Being single and adopting a child was kind of a fantasy for me once upon a time, but..."


I think it would depend on the man. And in Canada, I think it is legal for a single man to adopt a child as long as he is over 18 years of age and does not have a criminal record. I'm a single man myself, but I don't believe I could handle either the responsibility or the expense of raising a child on my own.
Jun 09, 2012 09:29PM

729 Aditya wrote: "Should single men be allowed to adopt children?"

Nowadays I would say, probably not--although I suppose it depends on the man. But this is a novel first published in 1908, and set (probably) in the 19th century, in rural Csnada. There is no hint of sexual (or other) impropriety, the worst sin in these parts being that of gossip. And the brother (Matthew) leaves most of the bringing up of Anne to his sister (Marilla) and only "puts his oar in" once in a while when it really matters.
Jun 09, 2012 08:44PM

729 This sounds like the dilemma that starts off Anne of Green Gables. A couple (actually a bachelor and his unmarried sister) decide to adopt a boy to help out with farm work.
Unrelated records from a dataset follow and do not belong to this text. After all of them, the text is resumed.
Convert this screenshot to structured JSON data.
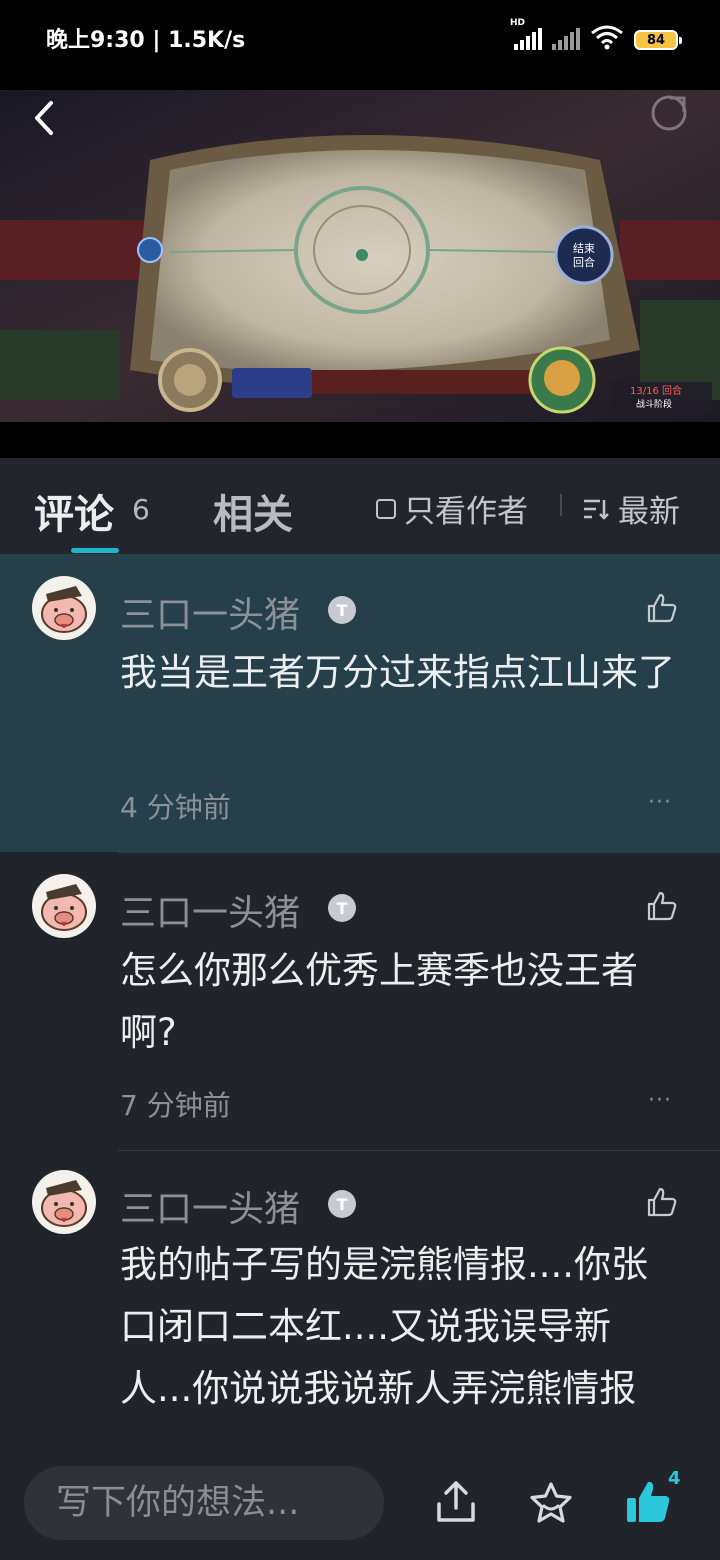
{
  "status_bar": {
    "time": "晚上9:30 | 1.5K/s",
    "battery": "84"
  },
  "video": {
    "overlay_text_1": "结束\n回合",
    "overlay_text_2": "13/16 回合",
    "overlay_text_3": "战斗阶段"
  },
  "tabs": {
    "comments_label": "评论",
    "comments_count": "6",
    "related_label": "相关",
    "author_only_label": "只看作者",
    "sort_label": "最新"
  },
  "comments": [
    {
      "user": "三口一头猪",
      "badge": "T",
      "text": "我当是王者万分过来指点江山来了",
      "time": "4 分钟前",
      "more": "···"
    },
    {
      "user": "三口一头猪",
      "badge": "T",
      "text": "怎么你那么优秀上赛季也没王者啊?",
      "time": "7 分钟前",
      "more": "···"
    },
    {
      "user": "三口一头猪",
      "badge": "T",
      "text": "我的帖子写的是浣熊情报....你张口闭口二本红....又说我误导新人...你说说我说新人弄浣熊情报",
      "time": "",
      "more": ""
    }
  ],
  "bottom_bar": {
    "input_placeholder": "写下你的想法...",
    "like_count": "4"
  },
  "colors": {
    "accent": "#1cb5c9",
    "highlight_bg": "#25404a",
    "background": "#22242b"
  },
  "icons": [
    "back-icon",
    "share-icon",
    "like-icon",
    "more-icon",
    "upload-icon",
    "favorite-icon",
    "thumbs-up-icon",
    "sort-icon",
    "checkbox-icon"
  ]
}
There is a mixup and they end up with a girl instead. Adventure ensues...
May 20, 2012 09:29PM

729 Aravind wrote: "Yeah, it was really tough with long punctuated and allegoric lines. I like such prose, but I was in some hurry. I have learned that such books should only be read leisurely. This was my first Dickens, I haven't read much of Victorian age literature either. :)"

I have been reading Dickens for a long time and I found it tough too! For something less difficult but still a classic and very enjoyable try A Christmas Carol.
May 20, 2012 08:27AM
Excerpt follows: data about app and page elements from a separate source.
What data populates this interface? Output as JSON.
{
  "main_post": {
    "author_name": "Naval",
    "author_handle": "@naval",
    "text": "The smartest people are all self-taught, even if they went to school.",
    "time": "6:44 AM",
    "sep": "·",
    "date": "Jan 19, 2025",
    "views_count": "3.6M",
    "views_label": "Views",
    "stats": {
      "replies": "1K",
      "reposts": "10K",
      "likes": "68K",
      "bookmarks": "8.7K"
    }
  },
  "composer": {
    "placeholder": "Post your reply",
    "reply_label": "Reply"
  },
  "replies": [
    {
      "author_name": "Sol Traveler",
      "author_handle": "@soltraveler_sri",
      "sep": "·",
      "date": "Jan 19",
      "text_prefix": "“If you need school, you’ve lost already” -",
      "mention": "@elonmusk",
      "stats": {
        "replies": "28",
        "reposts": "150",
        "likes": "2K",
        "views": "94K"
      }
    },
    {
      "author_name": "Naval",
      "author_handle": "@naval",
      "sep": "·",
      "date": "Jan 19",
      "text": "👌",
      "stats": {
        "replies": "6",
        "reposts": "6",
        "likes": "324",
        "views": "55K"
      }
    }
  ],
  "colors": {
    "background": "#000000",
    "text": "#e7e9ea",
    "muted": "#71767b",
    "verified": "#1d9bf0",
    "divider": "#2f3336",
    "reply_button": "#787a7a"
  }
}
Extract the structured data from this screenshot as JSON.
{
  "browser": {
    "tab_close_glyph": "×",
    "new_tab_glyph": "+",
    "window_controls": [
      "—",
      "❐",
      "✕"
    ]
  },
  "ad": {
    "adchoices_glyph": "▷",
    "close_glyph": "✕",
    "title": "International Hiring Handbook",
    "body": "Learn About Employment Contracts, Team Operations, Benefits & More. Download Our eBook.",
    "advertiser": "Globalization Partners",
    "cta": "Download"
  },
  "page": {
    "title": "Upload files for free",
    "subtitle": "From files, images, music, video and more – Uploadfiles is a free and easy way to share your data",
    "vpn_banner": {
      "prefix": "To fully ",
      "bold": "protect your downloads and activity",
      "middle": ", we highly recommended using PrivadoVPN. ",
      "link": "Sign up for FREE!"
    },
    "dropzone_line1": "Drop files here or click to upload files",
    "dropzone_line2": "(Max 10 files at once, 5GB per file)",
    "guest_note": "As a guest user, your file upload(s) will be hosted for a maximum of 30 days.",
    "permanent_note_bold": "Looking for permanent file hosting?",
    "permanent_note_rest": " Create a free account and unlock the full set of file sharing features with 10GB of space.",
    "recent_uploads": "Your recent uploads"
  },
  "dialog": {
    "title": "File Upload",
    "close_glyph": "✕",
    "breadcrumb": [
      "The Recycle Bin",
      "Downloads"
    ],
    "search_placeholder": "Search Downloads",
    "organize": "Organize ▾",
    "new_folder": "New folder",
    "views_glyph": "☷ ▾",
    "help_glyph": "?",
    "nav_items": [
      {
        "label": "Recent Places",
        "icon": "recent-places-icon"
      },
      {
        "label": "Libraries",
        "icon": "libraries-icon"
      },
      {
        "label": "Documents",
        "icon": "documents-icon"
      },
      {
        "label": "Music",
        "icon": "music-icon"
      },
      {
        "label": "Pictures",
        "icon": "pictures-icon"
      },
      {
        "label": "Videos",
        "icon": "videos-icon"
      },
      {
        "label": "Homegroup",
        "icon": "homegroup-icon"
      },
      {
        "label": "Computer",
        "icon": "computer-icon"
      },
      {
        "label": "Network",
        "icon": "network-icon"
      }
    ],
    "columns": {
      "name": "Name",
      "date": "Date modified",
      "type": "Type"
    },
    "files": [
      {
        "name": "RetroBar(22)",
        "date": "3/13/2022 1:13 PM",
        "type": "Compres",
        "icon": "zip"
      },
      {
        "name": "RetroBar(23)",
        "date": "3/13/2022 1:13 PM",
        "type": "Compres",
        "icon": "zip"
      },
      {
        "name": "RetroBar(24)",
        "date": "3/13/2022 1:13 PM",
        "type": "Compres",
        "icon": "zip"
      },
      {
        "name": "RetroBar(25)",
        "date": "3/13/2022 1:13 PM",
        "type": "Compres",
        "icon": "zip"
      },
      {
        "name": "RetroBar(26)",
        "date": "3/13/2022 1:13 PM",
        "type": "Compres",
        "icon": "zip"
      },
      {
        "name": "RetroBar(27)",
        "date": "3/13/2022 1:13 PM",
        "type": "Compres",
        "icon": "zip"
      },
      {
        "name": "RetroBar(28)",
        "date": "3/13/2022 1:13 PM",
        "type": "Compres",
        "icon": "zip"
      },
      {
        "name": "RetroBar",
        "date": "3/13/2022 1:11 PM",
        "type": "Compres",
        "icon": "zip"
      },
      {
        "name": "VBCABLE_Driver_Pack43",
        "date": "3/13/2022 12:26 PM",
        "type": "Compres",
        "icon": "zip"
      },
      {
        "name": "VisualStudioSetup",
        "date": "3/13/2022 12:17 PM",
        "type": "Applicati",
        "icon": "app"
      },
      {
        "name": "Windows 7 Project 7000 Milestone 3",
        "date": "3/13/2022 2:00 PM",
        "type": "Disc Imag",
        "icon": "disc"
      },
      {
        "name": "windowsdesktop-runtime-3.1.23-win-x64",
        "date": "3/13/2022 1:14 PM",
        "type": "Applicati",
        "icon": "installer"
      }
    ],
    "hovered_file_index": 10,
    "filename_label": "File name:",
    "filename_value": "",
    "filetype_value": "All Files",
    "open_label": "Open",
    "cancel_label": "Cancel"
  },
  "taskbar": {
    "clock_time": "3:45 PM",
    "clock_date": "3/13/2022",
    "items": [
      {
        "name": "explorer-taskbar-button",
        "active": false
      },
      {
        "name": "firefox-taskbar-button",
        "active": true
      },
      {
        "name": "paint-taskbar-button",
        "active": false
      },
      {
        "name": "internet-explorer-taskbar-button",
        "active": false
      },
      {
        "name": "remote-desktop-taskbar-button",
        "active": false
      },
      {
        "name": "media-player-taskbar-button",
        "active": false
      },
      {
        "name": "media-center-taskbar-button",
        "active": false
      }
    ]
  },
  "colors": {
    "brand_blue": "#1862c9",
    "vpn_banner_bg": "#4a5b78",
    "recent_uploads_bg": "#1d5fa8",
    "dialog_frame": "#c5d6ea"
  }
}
729 Aravind wrote: "Update:

France: A Tale of two Cities [...]"


The Dickens was hard to get through, but in the end I found it worthwhile. The author researched for this novel quite carefully. Last year, I led a book club discussion on it!
Mar 30, 2012 07:38AM

729 Parikhit wrote: "Aravind wrote: "Sherin wrote: "Aravind wrote: "After witnessing dramatic events in Paris in A Tale of Two Cities, I am now in a sinister dark castle with plenty of bolted closed rooms o..."
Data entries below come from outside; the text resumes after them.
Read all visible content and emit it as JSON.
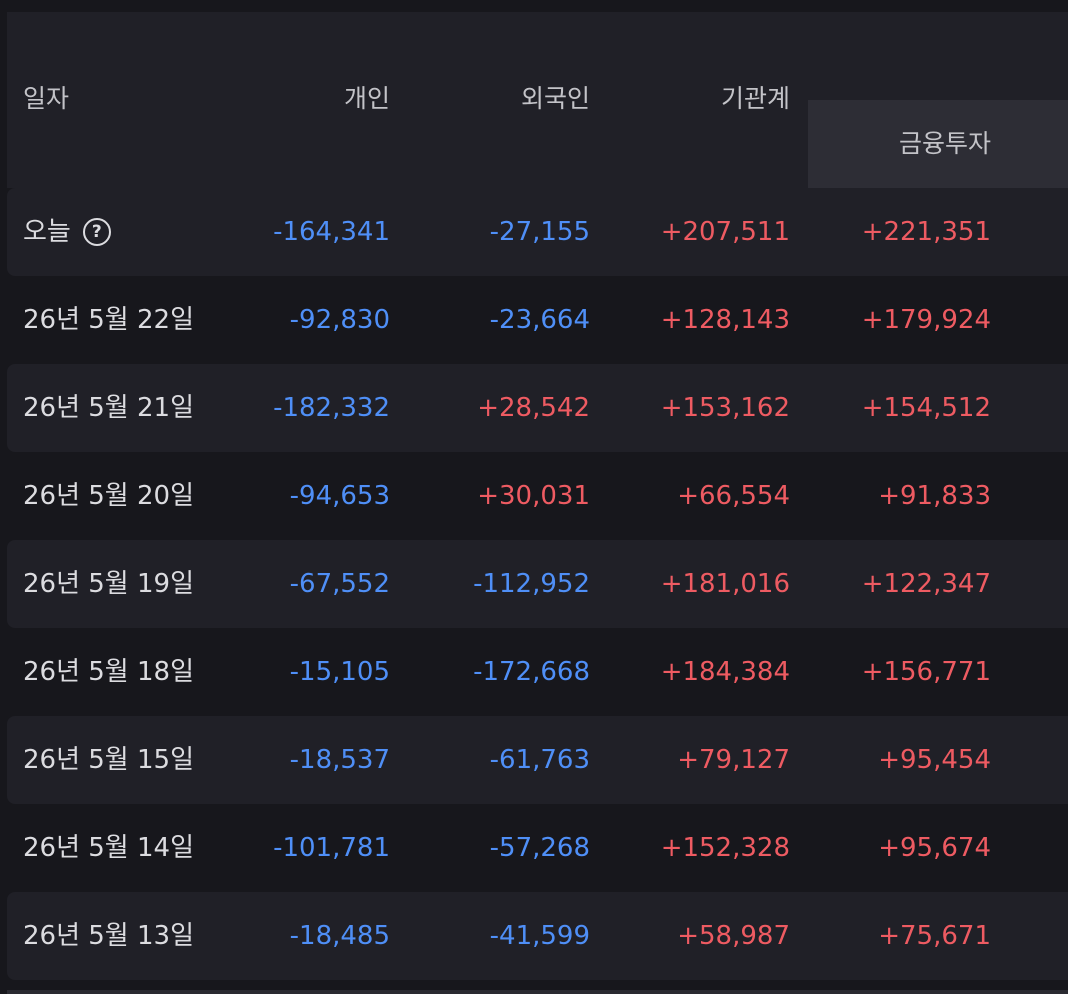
{
  "table": {
    "headers": {
      "date": "일자",
      "individual": "개인",
      "foreign": "외국인",
      "institution_total": "기관계",
      "financial_investment": "금융투자"
    },
    "today_help_icon": "question-circle-icon",
    "rows": [
      {
        "date": "오늘",
        "individual": "-164,341",
        "foreign": "-27,155",
        "institution_total": "+207,511",
        "financial_investment": "+221,351"
      },
      {
        "date": "26년 5월 22일",
        "individual": "-92,830",
        "foreign": "-23,664",
        "institution_total": "+128,143",
        "financial_investment": "+179,924"
      },
      {
        "date": "26년 5월 21일",
        "individual": "-182,332",
        "foreign": "+28,542",
        "institution_total": "+153,162",
        "financial_investment": "+154,512"
      },
      {
        "date": "26년 5월 20일",
        "individual": "-94,653",
        "foreign": "+30,031",
        "institution_total": "+66,554",
        "financial_investment": "+91,833"
      },
      {
        "date": "26년 5월 19일",
        "individual": "-67,552",
        "foreign": "-112,952",
        "institution_total": "+181,016",
        "financial_investment": "+122,347"
      },
      {
        "date": "26년 5월 18일",
        "individual": "-15,105",
        "foreign": "-172,668",
        "institution_total": "+184,384",
        "financial_investment": "+156,771"
      },
      {
        "date": "26년 5월 15일",
        "individual": "-18,537",
        "foreign": "-61,763",
        "institution_total": "+79,127",
        "financial_investment": "+95,454"
      },
      {
        "date": "26년 5월 14일",
        "individual": "-101,781",
        "foreign": "-57,268",
        "institution_total": "+152,328",
        "financial_investment": "+95,674"
      },
      {
        "date": "26년 5월 13일",
        "individual": "-18,485",
        "foreign": "-41,599",
        "institution_total": "+58,987",
        "financial_investment": "+75,671"
      }
    ]
  },
  "colors": {
    "negative": "#4f8ff7",
    "positive": "#ee5b62",
    "background": "#17171c",
    "row_alt": "#202027",
    "header_highlight": "#2d2d35"
  }
}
Madame Defarge is one of the more vividly drawn characters. Perhaps that is what Aravind means. I read this book last year, but I can still remember how frightening she seemed, even in the beginning of the novel, when she did nothing but sit in silence, knit and watch everything that went on. Dickens is very good at creating characters who stick in the memory.
Mar 25, 2012 08:09AM

729 Vinoth wrote: "The novel is predominantly in Pacific then followed by Pondicherry and Mexico... so Pacific it is..I came to know how to de-shell and eat turtles(raw) if you are stranded in a lifeboat in the Pacif..."

What happens if there's a tiger in the boat with you and he wants something for dinner? Will you or the turtle be the main course? ;)
Mar 18, 2012 09:26AM

729 Dely, Thank you for that explanation. I know a little about Hinduism, having read a few sacred texts (in English translation) and some basic introductory material. But I am by no means an expert. This gives me a much better idea of how the stories are connected.
Mar 17, 2012 05:53PM

729 I enjoyed this book quite a lot, however there were some things that startled me about it. I was somewhat shocked at the prominence of erotica in some of the stories although perhaps I should not have been. (I don't want to be any more explicit--if you'll pardon my word choice--lest it tempt me into a spoiler.)

In general, Chandra has protagonists who are quite introspective, and he seems to approach his characters and stories in a way that at first seems somehow detached, but ends up being intense. For example, in "Dharma" the reader meets Jago Antia, someone who is military, rigid and in tight control of himself; by the end one discovers a man whose life is full of pain and tragedy. Similarly, the reader comes to empathize with the hurt and fragility of Sartaj ("Kama"), Iqbal ("Artha") and Shiv ("Shanti"). For myself, though, this is less true of Sheila in "Shakti" and I wonder if that's because Chandra was just indulging in a cutting satire of social climbers or because he is less adept at portraying female protagonists.

A theme which seems to run through all the stories is that of a quest to be achieved or a mystery to be solved, in other words, a journey toward understanding.


topics created by Richard